Every line of the entries below that carries the string "Paying" should be copied.

_ _ _ _ _ _ _

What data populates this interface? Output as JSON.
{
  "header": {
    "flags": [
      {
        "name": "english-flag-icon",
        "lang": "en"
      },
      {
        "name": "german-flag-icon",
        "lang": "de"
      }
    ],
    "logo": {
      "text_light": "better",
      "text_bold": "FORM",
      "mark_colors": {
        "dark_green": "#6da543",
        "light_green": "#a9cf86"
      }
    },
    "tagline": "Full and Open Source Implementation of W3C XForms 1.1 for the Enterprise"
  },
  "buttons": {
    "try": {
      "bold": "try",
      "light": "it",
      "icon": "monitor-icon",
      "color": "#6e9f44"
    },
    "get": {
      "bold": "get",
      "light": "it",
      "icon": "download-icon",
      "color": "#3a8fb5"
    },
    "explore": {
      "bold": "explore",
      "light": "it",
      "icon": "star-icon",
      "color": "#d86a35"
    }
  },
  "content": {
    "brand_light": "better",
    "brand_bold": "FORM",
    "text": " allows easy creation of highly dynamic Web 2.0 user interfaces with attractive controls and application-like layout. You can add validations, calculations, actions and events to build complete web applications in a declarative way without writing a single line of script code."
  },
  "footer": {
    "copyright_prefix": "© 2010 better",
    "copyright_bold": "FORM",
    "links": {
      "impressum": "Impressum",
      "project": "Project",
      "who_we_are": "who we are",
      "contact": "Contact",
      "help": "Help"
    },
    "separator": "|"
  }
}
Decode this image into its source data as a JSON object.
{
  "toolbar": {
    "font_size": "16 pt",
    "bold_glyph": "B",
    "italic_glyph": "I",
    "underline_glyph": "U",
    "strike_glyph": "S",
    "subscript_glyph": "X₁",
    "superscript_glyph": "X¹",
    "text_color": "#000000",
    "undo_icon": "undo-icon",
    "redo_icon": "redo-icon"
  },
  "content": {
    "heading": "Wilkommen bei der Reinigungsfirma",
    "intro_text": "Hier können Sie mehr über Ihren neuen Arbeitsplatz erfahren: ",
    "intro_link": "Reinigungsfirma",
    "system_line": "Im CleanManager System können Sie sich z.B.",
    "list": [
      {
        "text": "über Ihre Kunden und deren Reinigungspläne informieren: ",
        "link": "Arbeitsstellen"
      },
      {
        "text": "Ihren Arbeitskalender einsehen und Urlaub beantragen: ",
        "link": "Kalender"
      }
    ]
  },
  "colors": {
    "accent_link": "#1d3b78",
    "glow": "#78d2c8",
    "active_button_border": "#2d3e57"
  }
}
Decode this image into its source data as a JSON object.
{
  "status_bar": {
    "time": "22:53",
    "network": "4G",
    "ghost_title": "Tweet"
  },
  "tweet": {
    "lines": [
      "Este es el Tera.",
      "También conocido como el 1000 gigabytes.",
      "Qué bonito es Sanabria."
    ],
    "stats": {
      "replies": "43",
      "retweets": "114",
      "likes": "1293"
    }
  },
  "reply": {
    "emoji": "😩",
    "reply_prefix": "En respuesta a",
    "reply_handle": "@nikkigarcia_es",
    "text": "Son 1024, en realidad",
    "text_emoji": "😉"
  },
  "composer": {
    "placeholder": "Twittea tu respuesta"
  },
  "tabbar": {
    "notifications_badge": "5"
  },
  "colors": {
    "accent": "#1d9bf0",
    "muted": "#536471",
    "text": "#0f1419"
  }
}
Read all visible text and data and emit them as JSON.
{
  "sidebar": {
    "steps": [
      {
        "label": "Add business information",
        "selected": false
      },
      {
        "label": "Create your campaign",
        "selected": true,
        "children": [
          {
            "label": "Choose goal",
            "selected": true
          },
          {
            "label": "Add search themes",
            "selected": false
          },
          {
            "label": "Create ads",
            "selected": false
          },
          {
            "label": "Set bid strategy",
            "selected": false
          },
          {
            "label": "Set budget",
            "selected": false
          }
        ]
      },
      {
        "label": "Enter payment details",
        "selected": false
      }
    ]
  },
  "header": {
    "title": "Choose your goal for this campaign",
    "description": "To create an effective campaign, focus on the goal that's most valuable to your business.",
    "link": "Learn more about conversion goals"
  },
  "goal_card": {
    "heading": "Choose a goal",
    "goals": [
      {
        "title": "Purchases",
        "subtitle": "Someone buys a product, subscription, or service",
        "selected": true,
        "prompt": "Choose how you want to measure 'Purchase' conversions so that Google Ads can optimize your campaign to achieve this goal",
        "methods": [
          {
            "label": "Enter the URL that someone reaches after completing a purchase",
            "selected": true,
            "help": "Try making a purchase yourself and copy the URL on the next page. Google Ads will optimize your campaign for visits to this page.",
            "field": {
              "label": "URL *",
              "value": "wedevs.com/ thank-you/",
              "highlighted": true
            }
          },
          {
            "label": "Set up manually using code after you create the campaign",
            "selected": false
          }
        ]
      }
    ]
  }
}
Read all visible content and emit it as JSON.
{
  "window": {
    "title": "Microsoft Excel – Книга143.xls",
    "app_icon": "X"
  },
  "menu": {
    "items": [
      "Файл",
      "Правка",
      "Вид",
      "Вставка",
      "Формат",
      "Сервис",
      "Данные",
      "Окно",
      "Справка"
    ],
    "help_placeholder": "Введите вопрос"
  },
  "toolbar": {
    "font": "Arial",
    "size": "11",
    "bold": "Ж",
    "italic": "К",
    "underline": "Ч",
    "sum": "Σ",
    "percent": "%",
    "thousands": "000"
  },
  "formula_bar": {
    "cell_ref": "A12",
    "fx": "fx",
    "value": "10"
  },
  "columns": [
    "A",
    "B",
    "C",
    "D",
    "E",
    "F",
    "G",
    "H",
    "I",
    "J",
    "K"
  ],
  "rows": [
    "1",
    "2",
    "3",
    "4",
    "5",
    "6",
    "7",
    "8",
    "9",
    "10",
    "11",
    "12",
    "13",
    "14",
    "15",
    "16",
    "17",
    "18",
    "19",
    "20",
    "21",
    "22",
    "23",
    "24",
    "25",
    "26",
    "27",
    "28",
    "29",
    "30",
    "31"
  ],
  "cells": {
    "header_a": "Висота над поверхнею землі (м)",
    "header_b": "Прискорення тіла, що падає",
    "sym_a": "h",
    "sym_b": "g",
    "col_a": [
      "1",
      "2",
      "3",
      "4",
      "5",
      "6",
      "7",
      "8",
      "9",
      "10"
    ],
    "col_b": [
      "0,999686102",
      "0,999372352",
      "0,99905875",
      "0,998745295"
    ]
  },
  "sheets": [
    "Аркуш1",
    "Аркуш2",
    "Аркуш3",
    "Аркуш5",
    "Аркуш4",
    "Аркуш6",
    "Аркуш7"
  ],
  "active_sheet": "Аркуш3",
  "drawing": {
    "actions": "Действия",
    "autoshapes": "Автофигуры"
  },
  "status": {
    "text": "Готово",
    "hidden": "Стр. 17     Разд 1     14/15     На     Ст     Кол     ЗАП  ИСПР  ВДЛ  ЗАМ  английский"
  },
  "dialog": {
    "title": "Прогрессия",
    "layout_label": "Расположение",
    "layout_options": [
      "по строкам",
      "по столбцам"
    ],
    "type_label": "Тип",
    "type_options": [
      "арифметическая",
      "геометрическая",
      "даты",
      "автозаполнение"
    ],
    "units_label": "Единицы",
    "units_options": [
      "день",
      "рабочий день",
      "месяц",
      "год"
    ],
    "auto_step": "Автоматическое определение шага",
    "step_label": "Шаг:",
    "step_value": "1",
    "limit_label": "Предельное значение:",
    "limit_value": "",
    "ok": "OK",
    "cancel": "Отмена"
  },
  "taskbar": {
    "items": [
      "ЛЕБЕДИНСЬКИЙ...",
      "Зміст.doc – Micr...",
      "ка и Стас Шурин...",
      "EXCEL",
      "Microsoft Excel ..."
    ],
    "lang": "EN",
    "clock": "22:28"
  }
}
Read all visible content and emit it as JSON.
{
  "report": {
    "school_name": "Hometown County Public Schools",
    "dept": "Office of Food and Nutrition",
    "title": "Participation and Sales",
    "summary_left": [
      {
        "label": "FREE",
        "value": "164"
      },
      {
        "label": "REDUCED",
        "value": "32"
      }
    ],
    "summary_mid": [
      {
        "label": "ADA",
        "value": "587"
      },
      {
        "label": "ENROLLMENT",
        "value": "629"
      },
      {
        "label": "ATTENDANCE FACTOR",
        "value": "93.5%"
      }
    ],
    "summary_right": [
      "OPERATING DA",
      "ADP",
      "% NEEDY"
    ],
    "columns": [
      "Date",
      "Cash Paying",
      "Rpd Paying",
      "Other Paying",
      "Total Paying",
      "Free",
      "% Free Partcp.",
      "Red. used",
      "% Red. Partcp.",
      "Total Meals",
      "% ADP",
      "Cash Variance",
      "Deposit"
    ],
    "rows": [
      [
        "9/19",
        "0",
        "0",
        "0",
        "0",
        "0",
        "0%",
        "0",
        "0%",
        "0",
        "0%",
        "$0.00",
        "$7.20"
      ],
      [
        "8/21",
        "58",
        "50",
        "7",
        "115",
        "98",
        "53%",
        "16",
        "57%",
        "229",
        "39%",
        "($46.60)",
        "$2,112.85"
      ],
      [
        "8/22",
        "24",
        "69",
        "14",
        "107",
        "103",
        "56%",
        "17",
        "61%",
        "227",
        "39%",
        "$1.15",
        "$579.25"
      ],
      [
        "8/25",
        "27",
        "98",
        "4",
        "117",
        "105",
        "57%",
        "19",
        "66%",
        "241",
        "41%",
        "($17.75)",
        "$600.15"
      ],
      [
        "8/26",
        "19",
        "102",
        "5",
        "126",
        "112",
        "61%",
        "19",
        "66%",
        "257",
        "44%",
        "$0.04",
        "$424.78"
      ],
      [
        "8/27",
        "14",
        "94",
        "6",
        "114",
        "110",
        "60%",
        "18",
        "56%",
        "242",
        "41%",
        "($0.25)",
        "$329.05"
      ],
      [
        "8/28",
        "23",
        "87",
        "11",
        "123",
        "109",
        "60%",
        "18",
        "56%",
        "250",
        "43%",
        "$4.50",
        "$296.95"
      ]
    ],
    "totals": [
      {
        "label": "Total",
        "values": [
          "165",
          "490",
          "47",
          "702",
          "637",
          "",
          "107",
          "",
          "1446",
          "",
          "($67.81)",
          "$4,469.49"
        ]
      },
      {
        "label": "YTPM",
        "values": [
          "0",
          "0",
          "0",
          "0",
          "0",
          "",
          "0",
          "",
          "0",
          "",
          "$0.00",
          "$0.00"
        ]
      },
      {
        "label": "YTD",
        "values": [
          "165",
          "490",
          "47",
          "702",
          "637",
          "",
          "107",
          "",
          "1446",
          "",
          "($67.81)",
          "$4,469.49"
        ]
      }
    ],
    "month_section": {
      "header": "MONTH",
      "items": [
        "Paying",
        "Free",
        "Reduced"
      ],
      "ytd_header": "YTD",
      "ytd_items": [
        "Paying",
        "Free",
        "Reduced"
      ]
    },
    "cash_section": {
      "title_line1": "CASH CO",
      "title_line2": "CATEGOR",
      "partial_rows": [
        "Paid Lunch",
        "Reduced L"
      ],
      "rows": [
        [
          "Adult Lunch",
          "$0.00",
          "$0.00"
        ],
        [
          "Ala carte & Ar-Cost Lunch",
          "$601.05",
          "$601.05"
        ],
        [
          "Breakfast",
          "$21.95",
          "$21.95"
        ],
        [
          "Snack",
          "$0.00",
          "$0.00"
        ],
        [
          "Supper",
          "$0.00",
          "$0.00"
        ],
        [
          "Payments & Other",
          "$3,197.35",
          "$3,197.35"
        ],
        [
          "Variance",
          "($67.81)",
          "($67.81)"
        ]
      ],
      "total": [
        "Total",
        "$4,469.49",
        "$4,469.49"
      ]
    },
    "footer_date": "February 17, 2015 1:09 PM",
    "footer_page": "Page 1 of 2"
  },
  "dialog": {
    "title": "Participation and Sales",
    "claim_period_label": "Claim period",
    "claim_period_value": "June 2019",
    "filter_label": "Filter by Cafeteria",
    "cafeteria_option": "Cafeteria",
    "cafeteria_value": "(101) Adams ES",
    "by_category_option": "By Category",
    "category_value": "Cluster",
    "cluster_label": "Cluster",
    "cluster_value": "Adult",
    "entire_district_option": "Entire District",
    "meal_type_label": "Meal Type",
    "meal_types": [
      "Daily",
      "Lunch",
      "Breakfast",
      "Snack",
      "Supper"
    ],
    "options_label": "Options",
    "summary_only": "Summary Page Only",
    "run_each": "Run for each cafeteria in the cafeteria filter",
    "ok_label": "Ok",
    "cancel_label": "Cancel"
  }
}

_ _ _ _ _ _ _

Answer to the exercise
      "Cash Paying",
      "Rpd Paying",
      "Other Paying",
      "Total Paying",
        "Paying",
        "Paying",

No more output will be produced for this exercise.